RECORD SET

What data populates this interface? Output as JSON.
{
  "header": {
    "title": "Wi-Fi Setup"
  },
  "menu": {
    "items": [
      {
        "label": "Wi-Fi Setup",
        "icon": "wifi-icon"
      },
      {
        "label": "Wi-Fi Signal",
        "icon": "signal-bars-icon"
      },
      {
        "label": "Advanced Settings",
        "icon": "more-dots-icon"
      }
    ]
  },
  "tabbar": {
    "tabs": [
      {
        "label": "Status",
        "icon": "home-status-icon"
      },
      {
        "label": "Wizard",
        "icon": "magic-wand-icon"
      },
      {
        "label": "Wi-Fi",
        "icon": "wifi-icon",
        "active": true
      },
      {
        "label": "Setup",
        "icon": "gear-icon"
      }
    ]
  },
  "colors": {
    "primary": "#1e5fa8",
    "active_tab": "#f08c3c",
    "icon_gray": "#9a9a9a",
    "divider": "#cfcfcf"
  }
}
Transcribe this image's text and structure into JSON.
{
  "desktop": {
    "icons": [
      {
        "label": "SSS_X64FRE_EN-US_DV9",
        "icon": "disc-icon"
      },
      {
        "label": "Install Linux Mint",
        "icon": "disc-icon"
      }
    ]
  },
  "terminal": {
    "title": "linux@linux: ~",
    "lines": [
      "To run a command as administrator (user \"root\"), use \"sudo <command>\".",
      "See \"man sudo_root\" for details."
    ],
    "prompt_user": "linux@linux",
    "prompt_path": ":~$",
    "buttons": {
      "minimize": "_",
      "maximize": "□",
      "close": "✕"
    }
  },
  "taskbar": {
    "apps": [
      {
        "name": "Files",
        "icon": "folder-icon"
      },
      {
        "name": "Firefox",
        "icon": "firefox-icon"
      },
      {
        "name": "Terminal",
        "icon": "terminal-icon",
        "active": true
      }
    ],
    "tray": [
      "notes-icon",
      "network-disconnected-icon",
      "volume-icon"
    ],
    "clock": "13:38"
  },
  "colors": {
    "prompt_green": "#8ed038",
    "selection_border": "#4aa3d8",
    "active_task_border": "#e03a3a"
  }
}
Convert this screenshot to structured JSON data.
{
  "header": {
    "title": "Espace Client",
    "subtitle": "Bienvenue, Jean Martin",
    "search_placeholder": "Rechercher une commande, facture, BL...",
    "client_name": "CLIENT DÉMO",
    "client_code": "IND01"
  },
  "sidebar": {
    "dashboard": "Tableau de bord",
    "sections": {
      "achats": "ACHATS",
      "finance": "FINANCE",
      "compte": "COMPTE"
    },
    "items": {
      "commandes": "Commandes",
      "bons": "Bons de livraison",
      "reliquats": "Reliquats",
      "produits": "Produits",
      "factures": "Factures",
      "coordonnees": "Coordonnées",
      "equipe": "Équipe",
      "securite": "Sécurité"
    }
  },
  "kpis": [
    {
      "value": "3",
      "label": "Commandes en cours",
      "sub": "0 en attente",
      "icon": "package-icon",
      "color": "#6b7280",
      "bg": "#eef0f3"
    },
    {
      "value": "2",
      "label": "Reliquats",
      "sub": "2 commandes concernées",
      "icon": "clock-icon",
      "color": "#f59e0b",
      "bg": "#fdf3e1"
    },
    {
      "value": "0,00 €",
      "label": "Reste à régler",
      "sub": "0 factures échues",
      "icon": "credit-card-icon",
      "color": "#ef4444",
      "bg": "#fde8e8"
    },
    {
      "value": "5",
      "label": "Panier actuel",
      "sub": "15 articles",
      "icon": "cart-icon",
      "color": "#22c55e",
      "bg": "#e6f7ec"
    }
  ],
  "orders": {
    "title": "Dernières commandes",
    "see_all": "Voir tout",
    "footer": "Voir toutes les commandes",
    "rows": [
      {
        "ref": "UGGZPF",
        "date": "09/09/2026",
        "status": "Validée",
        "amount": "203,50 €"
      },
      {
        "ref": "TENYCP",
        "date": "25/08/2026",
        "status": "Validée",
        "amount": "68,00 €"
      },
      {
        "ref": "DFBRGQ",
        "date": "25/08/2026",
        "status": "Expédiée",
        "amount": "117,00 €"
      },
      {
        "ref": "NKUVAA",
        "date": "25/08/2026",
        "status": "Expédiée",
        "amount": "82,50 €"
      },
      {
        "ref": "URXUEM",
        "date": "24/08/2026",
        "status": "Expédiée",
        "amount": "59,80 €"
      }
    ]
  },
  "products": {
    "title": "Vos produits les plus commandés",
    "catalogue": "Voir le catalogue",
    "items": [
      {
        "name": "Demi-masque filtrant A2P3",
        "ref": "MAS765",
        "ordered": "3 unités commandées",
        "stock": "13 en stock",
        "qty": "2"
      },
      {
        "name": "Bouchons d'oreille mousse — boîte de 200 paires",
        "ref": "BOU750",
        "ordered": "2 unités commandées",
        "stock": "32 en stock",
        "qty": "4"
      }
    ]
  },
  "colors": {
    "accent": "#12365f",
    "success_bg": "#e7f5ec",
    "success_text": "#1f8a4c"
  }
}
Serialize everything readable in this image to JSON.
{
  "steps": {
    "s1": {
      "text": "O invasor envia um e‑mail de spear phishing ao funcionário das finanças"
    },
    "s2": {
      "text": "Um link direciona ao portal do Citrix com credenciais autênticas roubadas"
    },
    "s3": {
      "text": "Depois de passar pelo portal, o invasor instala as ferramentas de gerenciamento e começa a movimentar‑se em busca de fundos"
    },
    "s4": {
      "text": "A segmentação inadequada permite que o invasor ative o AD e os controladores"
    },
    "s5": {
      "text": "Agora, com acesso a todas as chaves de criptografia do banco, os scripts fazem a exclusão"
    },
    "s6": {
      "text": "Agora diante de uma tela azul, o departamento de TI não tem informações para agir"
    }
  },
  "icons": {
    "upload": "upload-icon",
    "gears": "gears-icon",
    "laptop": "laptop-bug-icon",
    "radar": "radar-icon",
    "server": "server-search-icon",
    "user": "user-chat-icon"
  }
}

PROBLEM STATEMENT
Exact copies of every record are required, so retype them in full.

RESULT
What data populates this interface? Output as JSON.
{
  "header": {
    "title": "Wi-Fi Setup"
  },
  "menu": {
    "items": [
      {
        "label": "Wi-Fi Setup",
        "icon": "wifi-icon"
      },
      {
        "label": "Wi-Fi Signal",
        "icon": "signal-bars-icon"
      },
      {
        "label": "Advanced Settings",
        "icon": "more-dots-icon"
      }
    ]
  },
  "tabbar": {
    "tabs": [
      {
        "label": "Status",
        "icon": "home-status-icon"
      },
      {
        "label": "Wizard",
        "icon": "magic-wand-icon"
      },
      {
        "label": "Wi-Fi",
        "icon": "wifi-icon",
        "active": true
      },
      {
        "label": "Setup",
        "icon": "gear-icon"
      }
    ]
  },
  "colors": {
    "primary": "#1e5fa8",
    "active_tab": "#f08c3c",
    "icon_gray": "#9a9a9a",
    "divider": "#cfcfcf"
  }
}
Transcribe this image's text and structure into JSON.
{
  "desktop": {
    "icons": [
      {
        "label": "SSS_X64FRE_EN-US_DV9",
        "icon": "disc-icon"
      },
      {
        "label": "Install Linux Mint",
        "icon": "disc-icon"
      }
    ]
  },
  "terminal": {
    "title": "linux@linux: ~",
    "lines": [
      "To run a command as administrator (user \"root\"), use \"sudo <command>\".",
      "See \"man sudo_root\" for details."
    ],
    "prompt_user": "linux@linux",
    "prompt_path": ":~$",
    "buttons": {
      "minimize": "_",
      "maximize": "□",
      "close": "✕"
    }
  },
  "taskbar": {
    "apps": [
      {
        "name": "Files",
        "icon": "folder-icon"
      },
      {
        "name": "Firefox",
        "icon": "firefox-icon"
      },
      {
        "name": "Terminal",
        "icon": "terminal-icon",
        "active": true
      }
    ],
    "tray": [
      "notes-icon",
      "network-disconnected-icon",
      "volume-icon"
    ],
    "clock": "13:38"
  },
  "colors": {
    "prompt_green": "#8ed038",
    "selection_border": "#4aa3d8",
    "active_task_border": "#e03a3a"
  }
}
Convert this screenshot to structured JSON data.
{
  "header": {
    "title": "Espace Client",
    "subtitle": "Bienvenue, Jean Martin",
    "search_placeholder": "Rechercher une commande, facture, BL...",
    "client_name": "CLIENT DÉMO",
    "client_code": "IND01"
  },
  "sidebar": {
    "dashboard": "Tableau de bord",
    "sections": {
      "achats": "ACHATS",
      "finance": "FINANCE",
      "compte": "COMPTE"
    },
    "items": {
      "commandes": "Commandes",
      "bons": "Bons de livraison",
      "reliquats": "Reliquats",
      "produits": "Produits",
      "factures": "Factures",
      "coordonnees": "Coordonnées",
      "equipe": "Équipe",
      "securite": "Sécurité"
    }
  },
  "kpis": [
    {
      "value": "3",
      "label": "Commandes en cours",
      "sub": "0 en attente",
      "icon": "package-icon",
      "color": "#6b7280",
      "bg": "#eef0f3"
    },
    {
      "value": "2",
      "label": "Reliquats",
      "sub": "2 commandes concernées",
      "icon": "clock-icon",
      "color": "#f59e0b",
      "bg": "#fdf3e1"
    },
    {
      "value": "0,00 €",
      "label": "Reste à régler",
      "sub": "0 factures échues",
      "icon": "credit-card-icon",
      "color": "#ef4444",
      "bg": "#fde8e8"
    },
    {
      "value": "5",
      "label": "Panier actuel",
      "sub": "15 articles",
      "icon": "cart-icon",
      "color": "#22c55e",
      "bg": "#e6f7ec"
    }
  ],
  "orders": {
    "title": "Dernières commandes",
    "see_all": "Voir tout",
    "footer": "Voir toutes les commandes",
    "rows": [
      {
        "ref": "UGGZPF",
        "date": "09/09/2026",
        "status": "Validée",
        "amount": "203,50 €"
      },
      {
        "ref": "TENYCP",
        "date": "25/08/2026",
        "status": "Validée",
        "amount": "68,00 €"
      },
      {
        "ref": "DFBRGQ",
        "date": "25/08/2026",
        "status": "Expédiée",
        "amount": "117,00 €"
      },
      {
        "ref": "NKUVAA",
        "date": "25/08/2026",
        "status": "Expédiée",
        "amount": "82,50 €"
      },
      {
        "ref": "URXUEM",
        "date": "24/08/2026",
        "status": "Expédiée",
        "amount": "59,80 €"
      }
    ]
  },
  "products": {
    "title": "Vos produits les plus commandés",
    "catalogue": "Voir le catalogue",
    "items": [
      {
        "name": "Demi-masque filtrant A2P3",
        "ref": "MAS765",
        "ordered": "3 unités commandées",
        "stock": "13 en stock",
        "qty": "2"
      },
      {
        "name": "Bouchons d'oreille mousse — boîte de 200 paires",
        "ref": "BOU750",
        "ordered": "2 unités commandées",
        "stock": "32 en stock",
        "qty": "4"
      }
    ]
  },
  "colors": {
    "accent": "#12365f",
    "success_bg": "#e7f5ec",
    "success_text": "#1f8a4c"
  }
}
Serialize everything readable in this image to JSON.
{
  "steps": {
    "s1": {
      "text": "O invasor envia um e‑mail de spear phishing ao funcionário das finanças"
    },
    "s2": {
      "text": "Um link direciona ao portal do Citrix com credenciais autênticas roubadas"
    },
    "s3": {
      "text": "Depois de passar pelo portal, o invasor instala as ferramentas de gerenciamento e começa a movimentar‑se em busca de fundos"
    },
    "s4": {
      "text": "A segmentação inadequada permite que o invasor ative o AD e os controladores"
    },
    "s5": {
      "text": "Agora, com acesso a todas as chaves de criptografia do banco, os scripts fazem a exclusão"
    },
    "s6": {
      "text": "Agora diante de uma tela azul, o departamento de TI não tem informações para agir"
    }
  },
  "icons": {
    "upload": "upload-icon",
    "gears": "gears-icon",
    "laptop": "laptop-bug-icon",
    "radar": "radar-icon",
    "server": "server-search-icon",
    "user": "user-chat-icon"
  }
}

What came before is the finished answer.